* [Work instructions] Give back each line of the data exactly as it reads, minus the pictures.

* [Data extract]
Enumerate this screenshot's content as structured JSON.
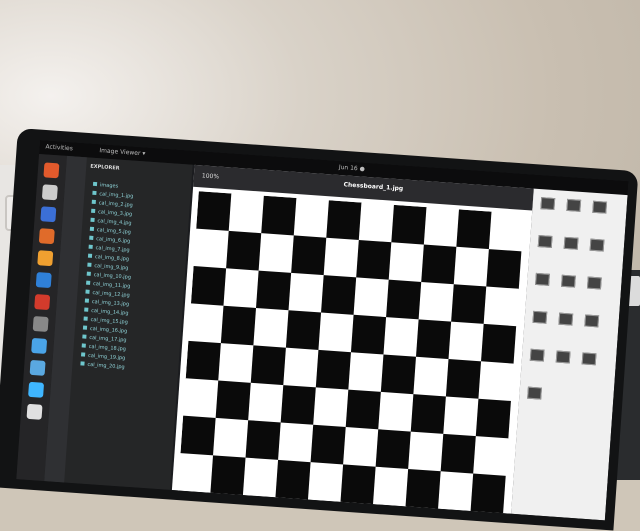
{
  "topbar": {
    "activities": "Activities",
    "app_menu": "Image Viewer ▾",
    "clock": "Jun 16  ●"
  },
  "viewer": {
    "zoom": "100%",
    "filename": "Chessboard_1.jpg"
  },
  "explorer": {
    "heading": "EXPLORER",
    "folder": "images",
    "files": [
      "cal_img_1.jpg",
      "cal_img_2.jpg",
      "cal_img_3.jpg",
      "cal_img_4.jpg",
      "cal_img_5.jpg",
      "cal_img_6.jpg",
      "cal_img_7.jpg",
      "cal_img_8.jpg",
      "cal_img_9.jpg",
      "cal_img_10.jpg",
      "cal_img_11.jpg",
      "cal_img_12.jpg",
      "cal_img_13.jpg",
      "cal_img_14.jpg",
      "cal_img_15.jpg",
      "cal_img_16.jpg",
      "cal_img_17.jpg",
      "cal_img_18.jpg",
      "cal_img_19.jpg",
      "cal_img_20.jpg"
    ]
  },
  "colors": {
    "dock_icons": [
      "#e25a2c",
      "#cccccc",
      "#3b6fd6",
      "#e06b2a",
      "#f0a030",
      "#2f80d8",
      "#d33b2c",
      "#888888",
      "#4aa4e8",
      "#5aa8e0",
      "#3fb6ff",
      "#e0e0e0"
    ]
  }
}
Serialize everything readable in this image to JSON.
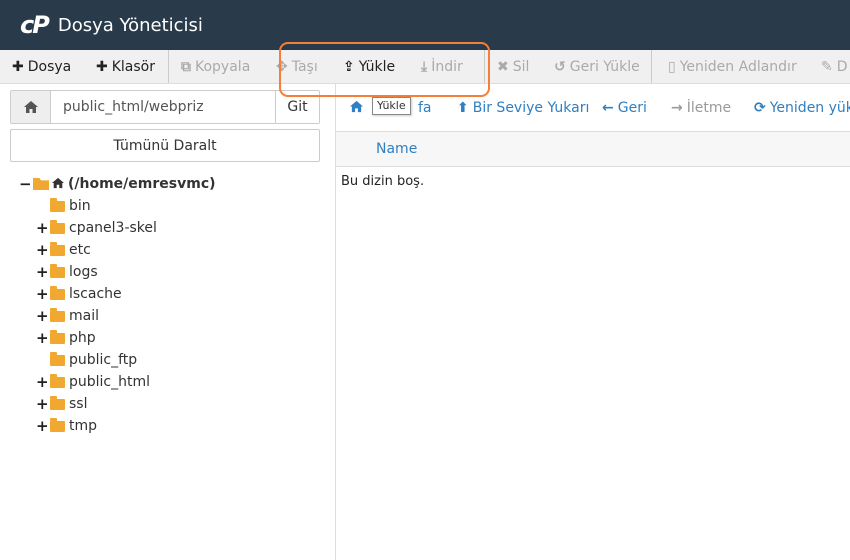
{
  "header": {
    "logo": "cP",
    "title": "Dosya Yöneticisi"
  },
  "toolbar": {
    "file": "Dosya",
    "folder": "Klasör",
    "copy": "Kopyala",
    "move": "Taşı",
    "upload": "Yükle",
    "download": "İndir",
    "delete": "Sil",
    "restore": "Geri Yükle",
    "rename": "Yeniden Adlandır",
    "edit": "D"
  },
  "tooltip": "Yükle",
  "path": {
    "value": "public_html/webpriz",
    "go": "Git"
  },
  "collapse_all": "Tümünü Daralt",
  "tree": {
    "root": "(/home/emresvmc)",
    "items": [
      {
        "label": "bin",
        "expandable": false
      },
      {
        "label": "cpanel3-skel",
        "expandable": true
      },
      {
        "label": "etc",
        "expandable": true
      },
      {
        "label": "logs",
        "expandable": true
      },
      {
        "label": "lscache",
        "expandable": true
      },
      {
        "label": "mail",
        "expandable": true
      },
      {
        "label": "php",
        "expandable": true
      },
      {
        "label": "public_ftp",
        "expandable": false
      },
      {
        "label": "public_html",
        "expandable": true
      },
      {
        "label": "ssl",
        "expandable": true
      },
      {
        "label": "tmp",
        "expandable": true
      }
    ]
  },
  "nav": {
    "home": "Ana Sayfa",
    "home_visible": "fa",
    "up": "Bir Seviye Yukarı",
    "back": "Geri",
    "forward": "İletme",
    "reload": "Yeniden yük"
  },
  "table": {
    "col_name": "Name",
    "empty": "Bu dizin boş."
  },
  "colors": {
    "header_bg": "#293a4a",
    "accent": "#2f7fc1",
    "highlight": "#f47f3a",
    "folder": "#f0a830"
  }
}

* [Answer to this problem]
Enumerate this screenshot's content as structured JSON.
{
  "topbar": {
    "activities": "Activities",
    "app_menu": "Image Viewer ▾",
    "clock": "Jun 16  ●"
  },
  "viewer": {
    "zoom": "100%",
    "filename": "Chessboard_1.jpg"
  },
  "explorer": {
    "heading": "EXPLORER",
    "folder": "images",
    "files": [
      "cal_img_1.jpg",
      "cal_img_2.jpg",
      "cal_img_3.jpg",
      "cal_img_4.jpg",
      "cal_img_5.jpg",
      "cal_img_6.jpg",
      "cal_img_7.jpg",
      "cal_img_8.jpg",
      "cal_img_9.jpg",
      "cal_img_10.jpg",
      "cal_img_11.jpg",
      "cal_img_12.jpg",
      "cal_img_13.jpg",
      "cal_img_14.jpg",
      "cal_img_15.jpg",
      "cal_img_16.jpg",
      "cal_img_17.jpg",
      "cal_img_18.jpg",
      "cal_img_19.jpg",
      "cal_img_20.jpg"
    ]
  },
  "colors": {
    "dock_icons": [
      "#e25a2c",
      "#cccccc",
      "#3b6fd6",
      "#e06b2a",
      "#f0a030",
      "#2f80d8",
      "#d33b2c",
      "#888888",
      "#4aa4e8",
      "#5aa8e0",
      "#3fb6ff",
      "#e0e0e0"
    ]
  }
}
Serialize everything readable in this image to JSON.
{
  "header": {
    "logo": "cP",
    "title": "Dosya Yöneticisi"
  },
  "toolbar": {
    "file": "Dosya",
    "folder": "Klasör",
    "copy": "Kopyala",
    "move": "Taşı",
    "upload": "Yükle",
    "download": "İndir",
    "delete": "Sil",
    "restore": "Geri Yükle",
    "rename": "Yeniden Adlandır",
    "edit": "D"
  },
  "tooltip": "Yükle",
  "path": {
    "value": "public_html/webpriz",
    "go": "Git"
  },
  "collapse_all": "Tümünü Daralt",
  "tree": {
    "root": "(/home/emresvmc)",
    "items": [
      {
        "label": "bin",
        "expandable": false
      },
      {
        "label": "cpanel3-skel",
        "expandable": true
      },
      {
        "label": "etc",
        "expandable": true
      },
      {
        "label": "logs",
        "expandable": true
      },
      {
        "label": "lscache",
        "expandable": true
      },
      {
        "label": "mail",
        "expandable": true
      },
      {
        "label": "php",
        "expandable": true
      },
      {
        "label": "public_ftp",
        "expandable": false
      },
      {
        "label": "public_html",
        "expandable": true
      },
      {
        "label": "ssl",
        "expandable": true
      },
      {
        "label": "tmp",
        "expandable": true
      }
    ]
  },
  "nav": {
    "home": "Ana Sayfa",
    "home_visible": "fa",
    "up": "Bir Seviye Yukarı",
    "back": "Geri",
    "forward": "İletme",
    "reload": "Yeniden yük"
  },
  "table": {
    "col_name": "Name",
    "empty": "Bu dizin boş."
  },
  "colors": {
    "header_bg": "#293a4a",
    "accent": "#2f7fc1",
    "highlight": "#f47f3a",
    "folder": "#f0a830"
  }
}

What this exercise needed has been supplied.